Check out this video of Marines training in Yuma on how to employ America's FIM-92 "Stinger" MANPADS against a Russian designed Mi-24 attack chopper and an AN-2 biplane, and yes the DoD contracts all types of civilian-owned foreign gear to be used for threat representation duties, they own a bunch of it as well:
Seeing as Ukraine has an abundance of derelict Soviet-era airframes, but a shortage of ones that are actually in flyable condition, these downed aircraft and their parts are not to be just thrown away or demolished if recovering them is at all possible. The Mi-24 Hind, which is one of the most relevant aircraft Ukraine has for fighting heavily armed separatist forces, is in short supply, as there was said to have been less than three dozen of the attack choppers in active inventory before the conflict erupted and multiple airframes have been downed since. Hence these photographs that were captured by a driver in Eastern Ukraine depicting an Army truck towing a stricken Mi-24 Hind attack chopper that was said to have been downed by a separatist-fired MANPADS.

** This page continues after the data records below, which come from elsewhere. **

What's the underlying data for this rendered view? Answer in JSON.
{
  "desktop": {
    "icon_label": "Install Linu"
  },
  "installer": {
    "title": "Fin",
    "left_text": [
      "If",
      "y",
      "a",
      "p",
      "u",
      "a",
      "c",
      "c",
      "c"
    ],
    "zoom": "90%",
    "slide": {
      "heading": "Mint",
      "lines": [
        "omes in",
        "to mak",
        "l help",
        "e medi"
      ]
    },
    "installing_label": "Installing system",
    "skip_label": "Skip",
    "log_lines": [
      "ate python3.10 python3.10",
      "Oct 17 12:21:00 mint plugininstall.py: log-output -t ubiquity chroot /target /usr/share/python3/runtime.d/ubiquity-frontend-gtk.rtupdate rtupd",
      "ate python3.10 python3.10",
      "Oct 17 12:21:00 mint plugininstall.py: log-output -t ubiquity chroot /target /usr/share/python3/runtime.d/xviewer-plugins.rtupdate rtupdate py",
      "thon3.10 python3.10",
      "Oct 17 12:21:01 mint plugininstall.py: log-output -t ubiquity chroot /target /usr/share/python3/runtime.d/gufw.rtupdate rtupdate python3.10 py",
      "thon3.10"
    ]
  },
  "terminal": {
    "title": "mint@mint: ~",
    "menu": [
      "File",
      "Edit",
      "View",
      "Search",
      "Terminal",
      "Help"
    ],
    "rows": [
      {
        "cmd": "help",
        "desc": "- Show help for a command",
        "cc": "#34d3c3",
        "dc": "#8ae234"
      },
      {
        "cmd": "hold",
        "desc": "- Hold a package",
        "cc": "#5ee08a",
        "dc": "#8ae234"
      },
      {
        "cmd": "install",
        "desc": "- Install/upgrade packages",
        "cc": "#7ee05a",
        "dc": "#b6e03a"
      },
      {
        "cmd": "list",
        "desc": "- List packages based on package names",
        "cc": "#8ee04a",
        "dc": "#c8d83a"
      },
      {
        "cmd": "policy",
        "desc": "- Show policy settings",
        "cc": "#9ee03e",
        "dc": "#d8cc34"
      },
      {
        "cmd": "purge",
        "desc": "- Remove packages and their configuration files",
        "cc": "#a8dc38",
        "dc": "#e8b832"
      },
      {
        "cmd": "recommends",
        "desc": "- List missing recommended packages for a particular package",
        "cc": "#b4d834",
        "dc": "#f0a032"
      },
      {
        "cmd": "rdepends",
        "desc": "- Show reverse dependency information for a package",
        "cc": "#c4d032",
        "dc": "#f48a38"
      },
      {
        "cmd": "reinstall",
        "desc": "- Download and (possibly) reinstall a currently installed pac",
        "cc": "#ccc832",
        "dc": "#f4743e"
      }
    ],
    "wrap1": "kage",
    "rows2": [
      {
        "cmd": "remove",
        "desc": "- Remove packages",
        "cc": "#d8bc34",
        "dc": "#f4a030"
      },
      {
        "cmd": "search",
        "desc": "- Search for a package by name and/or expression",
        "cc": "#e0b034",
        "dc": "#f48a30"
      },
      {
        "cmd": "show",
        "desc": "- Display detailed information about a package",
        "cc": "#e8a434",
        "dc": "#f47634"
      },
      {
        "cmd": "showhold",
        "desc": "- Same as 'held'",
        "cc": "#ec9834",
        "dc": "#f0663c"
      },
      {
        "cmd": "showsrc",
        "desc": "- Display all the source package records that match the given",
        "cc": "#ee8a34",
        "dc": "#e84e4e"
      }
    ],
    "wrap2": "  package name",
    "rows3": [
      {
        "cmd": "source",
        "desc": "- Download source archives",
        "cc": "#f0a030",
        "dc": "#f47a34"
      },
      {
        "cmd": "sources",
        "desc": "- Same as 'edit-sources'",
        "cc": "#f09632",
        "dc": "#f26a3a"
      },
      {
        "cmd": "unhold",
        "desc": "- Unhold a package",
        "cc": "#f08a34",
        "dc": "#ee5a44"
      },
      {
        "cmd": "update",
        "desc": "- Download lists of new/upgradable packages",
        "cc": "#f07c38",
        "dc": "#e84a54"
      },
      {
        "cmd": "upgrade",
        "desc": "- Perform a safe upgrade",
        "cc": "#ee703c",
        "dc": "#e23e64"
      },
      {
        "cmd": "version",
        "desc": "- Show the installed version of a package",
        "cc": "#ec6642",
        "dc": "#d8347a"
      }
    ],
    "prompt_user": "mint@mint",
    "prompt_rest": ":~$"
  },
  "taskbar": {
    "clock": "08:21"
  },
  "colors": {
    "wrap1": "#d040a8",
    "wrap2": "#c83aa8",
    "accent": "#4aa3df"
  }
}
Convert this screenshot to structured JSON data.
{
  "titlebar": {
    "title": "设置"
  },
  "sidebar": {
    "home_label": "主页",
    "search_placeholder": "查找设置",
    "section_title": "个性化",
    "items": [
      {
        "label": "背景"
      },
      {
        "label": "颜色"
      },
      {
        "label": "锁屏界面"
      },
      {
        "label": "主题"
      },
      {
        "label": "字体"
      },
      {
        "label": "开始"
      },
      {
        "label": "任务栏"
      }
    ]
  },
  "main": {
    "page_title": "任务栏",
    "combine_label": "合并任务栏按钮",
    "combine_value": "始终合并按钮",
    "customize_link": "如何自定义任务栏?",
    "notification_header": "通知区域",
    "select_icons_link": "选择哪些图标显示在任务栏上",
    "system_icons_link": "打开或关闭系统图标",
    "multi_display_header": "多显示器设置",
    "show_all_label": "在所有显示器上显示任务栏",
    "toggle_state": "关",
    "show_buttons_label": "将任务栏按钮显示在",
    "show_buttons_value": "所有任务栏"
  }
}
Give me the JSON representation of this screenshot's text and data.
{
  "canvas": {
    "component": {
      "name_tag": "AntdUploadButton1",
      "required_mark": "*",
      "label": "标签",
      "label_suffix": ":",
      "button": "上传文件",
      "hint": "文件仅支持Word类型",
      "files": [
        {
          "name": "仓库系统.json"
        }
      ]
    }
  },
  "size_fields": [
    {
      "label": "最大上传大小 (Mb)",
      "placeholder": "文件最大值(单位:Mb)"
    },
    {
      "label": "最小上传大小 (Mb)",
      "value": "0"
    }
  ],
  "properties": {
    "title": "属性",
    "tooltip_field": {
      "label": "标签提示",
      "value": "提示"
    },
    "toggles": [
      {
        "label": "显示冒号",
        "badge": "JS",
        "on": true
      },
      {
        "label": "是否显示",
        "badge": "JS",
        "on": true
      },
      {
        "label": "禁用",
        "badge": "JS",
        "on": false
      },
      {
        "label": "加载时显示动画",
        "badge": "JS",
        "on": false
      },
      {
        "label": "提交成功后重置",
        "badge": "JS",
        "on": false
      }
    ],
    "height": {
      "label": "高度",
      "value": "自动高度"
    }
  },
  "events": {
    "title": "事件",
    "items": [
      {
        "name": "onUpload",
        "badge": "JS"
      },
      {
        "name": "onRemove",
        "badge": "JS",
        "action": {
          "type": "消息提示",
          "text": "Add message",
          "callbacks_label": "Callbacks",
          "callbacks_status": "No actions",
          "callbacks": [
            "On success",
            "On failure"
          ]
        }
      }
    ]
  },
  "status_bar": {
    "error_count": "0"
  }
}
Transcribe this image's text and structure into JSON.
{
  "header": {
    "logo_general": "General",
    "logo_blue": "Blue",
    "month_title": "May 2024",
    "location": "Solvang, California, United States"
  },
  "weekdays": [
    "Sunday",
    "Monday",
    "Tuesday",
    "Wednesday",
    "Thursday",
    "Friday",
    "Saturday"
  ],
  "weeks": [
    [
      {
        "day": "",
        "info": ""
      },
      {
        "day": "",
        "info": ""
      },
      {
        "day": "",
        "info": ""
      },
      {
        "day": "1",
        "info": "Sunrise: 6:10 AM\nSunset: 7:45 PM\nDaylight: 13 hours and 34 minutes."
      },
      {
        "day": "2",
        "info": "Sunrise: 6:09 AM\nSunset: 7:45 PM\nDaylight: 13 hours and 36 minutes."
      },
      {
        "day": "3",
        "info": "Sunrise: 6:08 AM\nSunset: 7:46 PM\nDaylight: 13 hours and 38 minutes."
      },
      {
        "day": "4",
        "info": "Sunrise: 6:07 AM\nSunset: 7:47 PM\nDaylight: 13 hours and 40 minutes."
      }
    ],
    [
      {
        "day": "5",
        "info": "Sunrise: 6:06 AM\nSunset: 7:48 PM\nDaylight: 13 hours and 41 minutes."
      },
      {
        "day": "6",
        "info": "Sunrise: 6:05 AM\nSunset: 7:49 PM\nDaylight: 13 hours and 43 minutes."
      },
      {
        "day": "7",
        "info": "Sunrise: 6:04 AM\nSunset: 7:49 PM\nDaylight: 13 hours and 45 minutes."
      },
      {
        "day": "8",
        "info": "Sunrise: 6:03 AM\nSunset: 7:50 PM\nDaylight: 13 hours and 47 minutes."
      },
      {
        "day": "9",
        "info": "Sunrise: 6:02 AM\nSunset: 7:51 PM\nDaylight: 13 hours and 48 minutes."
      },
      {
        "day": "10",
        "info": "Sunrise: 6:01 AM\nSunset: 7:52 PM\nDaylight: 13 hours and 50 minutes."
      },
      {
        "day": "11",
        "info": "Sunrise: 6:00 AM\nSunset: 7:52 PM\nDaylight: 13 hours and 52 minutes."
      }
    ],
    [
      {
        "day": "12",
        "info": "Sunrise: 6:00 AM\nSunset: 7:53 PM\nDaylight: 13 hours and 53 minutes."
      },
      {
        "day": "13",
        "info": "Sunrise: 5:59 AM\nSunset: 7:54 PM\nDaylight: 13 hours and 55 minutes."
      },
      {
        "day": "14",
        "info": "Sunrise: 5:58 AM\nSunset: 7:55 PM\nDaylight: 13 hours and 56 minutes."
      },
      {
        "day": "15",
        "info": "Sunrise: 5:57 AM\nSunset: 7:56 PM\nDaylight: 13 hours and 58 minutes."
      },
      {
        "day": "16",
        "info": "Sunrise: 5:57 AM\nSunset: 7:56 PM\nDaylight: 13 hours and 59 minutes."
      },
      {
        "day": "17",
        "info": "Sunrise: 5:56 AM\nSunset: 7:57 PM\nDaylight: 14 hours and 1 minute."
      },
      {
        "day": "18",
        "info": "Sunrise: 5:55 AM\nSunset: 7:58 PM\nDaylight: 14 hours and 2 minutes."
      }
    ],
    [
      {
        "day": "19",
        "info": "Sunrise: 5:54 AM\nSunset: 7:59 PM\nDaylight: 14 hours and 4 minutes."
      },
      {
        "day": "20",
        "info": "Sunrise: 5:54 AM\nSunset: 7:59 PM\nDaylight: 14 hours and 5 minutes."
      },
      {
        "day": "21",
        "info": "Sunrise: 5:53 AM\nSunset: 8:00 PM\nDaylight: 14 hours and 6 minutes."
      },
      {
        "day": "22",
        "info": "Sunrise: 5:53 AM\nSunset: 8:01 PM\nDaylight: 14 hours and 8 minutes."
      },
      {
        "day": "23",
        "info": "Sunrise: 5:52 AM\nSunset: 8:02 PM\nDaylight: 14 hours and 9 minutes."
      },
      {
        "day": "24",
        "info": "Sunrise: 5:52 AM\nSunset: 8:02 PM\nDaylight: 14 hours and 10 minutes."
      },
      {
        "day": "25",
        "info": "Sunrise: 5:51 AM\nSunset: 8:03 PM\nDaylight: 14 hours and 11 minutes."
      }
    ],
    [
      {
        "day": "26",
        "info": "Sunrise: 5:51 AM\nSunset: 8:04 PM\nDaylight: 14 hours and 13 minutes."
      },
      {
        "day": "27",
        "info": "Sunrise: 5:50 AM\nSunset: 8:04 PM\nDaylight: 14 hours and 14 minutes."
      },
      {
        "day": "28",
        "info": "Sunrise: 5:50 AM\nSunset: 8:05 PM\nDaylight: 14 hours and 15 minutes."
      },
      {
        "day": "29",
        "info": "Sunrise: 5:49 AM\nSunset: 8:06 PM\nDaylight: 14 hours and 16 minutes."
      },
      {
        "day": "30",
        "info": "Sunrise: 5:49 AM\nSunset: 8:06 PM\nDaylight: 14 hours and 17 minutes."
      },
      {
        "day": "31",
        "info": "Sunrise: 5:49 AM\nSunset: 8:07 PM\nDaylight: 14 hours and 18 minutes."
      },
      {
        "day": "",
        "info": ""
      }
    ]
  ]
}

Keep in mind that MANPADS have small warheads and some are proximity fused and made to fragment so that a direct hit is not necessary to disable an enemy aircraft. So just one piece of shrapnel that hits in the right place, often referred to as "the golden BB," can down an aircraft. In this case you can actually see in the video below the place where the Hind was struck as it has a huge hole where its tail boom begins to extend out from its fuselage. Older generation Russian-made MANPADS are quite known for hitting a distance back of the heat source which makes the location of the damage interesting. Also, this Hind, bort number "yellow 10," has been seen and photographed operating against pro-Russian forces in Eastern Ukraine for many weeks before it was downed.
Also notice the bright white "invasion stripes" on the aircraft's tail. Made popular on D-Day, these stripes were rattle-canned onto Ukrainian aircraft so that they could be differentiated from similar Russian aircraft operating to the South and East of country, or within it should a full on invasion take place.
The Mi-24 has an empty weight of about 18,000lbs, which makes it one serious load to tow over a long distance, not to mention it is a giant target that pro-Russian forces have already tried to destroy once. Can any Jalopniks identify the truck that is towing the hind? Maybe one of Ukraine's indigenous Kraz built trucks?
Tyler Rogoway is a defense journalist and photographer that maintains the website Foxtrot Alpha for Jalopnik.com You can reach Tyler with story ideas or direct comments regarding this or any other defense topic via the email address Tyler@Jalopnik.com